I remember those adverts. They amused me greatly as a child.
|Date:||August 9th, 2003 09:34 am (UTC)|| |
I'm from the States, and only 19, but I have similar beer commercial memories. Mine are a jingle from a radio commercial about Harp, "Ireland's Uncommon Lager". In the 8th grade I wanted to write it in peoples yearbooks but it was too long. Alas and alack. Earlier this year I went to Montreal (where I can legally drink, unlike here) and of course had to order it. It was the nastiest thing I have ever tasted. Apparently I'm not a lager girl.
Lyrics in case you're interested:
Takes two to get together, takes time to make it last.
May we all end up in some ways like the drink in last nights glass.
As we take this drink together let's not think about the end.

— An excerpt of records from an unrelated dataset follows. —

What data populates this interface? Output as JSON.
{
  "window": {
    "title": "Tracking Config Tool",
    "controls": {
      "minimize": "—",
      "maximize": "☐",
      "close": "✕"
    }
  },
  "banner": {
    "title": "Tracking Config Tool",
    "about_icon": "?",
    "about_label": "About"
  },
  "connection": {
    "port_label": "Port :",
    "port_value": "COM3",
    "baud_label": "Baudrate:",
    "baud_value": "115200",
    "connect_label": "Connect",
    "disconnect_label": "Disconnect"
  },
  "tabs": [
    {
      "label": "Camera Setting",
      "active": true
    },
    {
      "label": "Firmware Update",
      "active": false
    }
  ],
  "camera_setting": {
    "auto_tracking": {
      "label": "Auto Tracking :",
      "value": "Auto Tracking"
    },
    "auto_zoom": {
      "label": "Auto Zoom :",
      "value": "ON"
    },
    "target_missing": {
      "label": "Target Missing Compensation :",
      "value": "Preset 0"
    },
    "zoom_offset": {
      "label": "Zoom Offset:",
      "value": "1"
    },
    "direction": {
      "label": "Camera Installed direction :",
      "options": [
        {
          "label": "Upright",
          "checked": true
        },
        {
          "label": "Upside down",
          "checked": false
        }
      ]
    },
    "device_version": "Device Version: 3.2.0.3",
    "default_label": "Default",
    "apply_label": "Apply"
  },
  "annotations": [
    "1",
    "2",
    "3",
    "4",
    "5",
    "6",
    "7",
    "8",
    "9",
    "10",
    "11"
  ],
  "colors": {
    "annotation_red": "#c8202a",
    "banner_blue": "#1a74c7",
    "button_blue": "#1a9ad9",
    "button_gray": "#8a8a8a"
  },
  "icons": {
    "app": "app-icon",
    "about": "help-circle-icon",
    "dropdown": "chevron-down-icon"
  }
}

Never mind the strangers 'cause I'll always be your friend.
Until the end...
I'm sure I heard a few years back that the advertising standards board in this country turn down over half the proposed alcohol ads because they break the laws, either by making excessive claims about alcoholic drinks' effects (especially on attractiveness) or by being apparently targeted to too young an audience. Of course the kids are always going to pick up on whatever gets let through, but this was a curious case.
*thinks* There was something else I meant to say but I have completely forgotten what. Sorry!
Clearly, you have superior TV commercials.
I noticed that you, of all people, we on the "blacklist"
I don't actually think Ali G is particularly often all that funny, but:
<ali-g>Is it because I is black?</ali-g>
I noticed that you, of all people, we on the "blacklist"
My reaction exactly!
Maybe Chris is just secretly evil and plotting against us all!!1 :D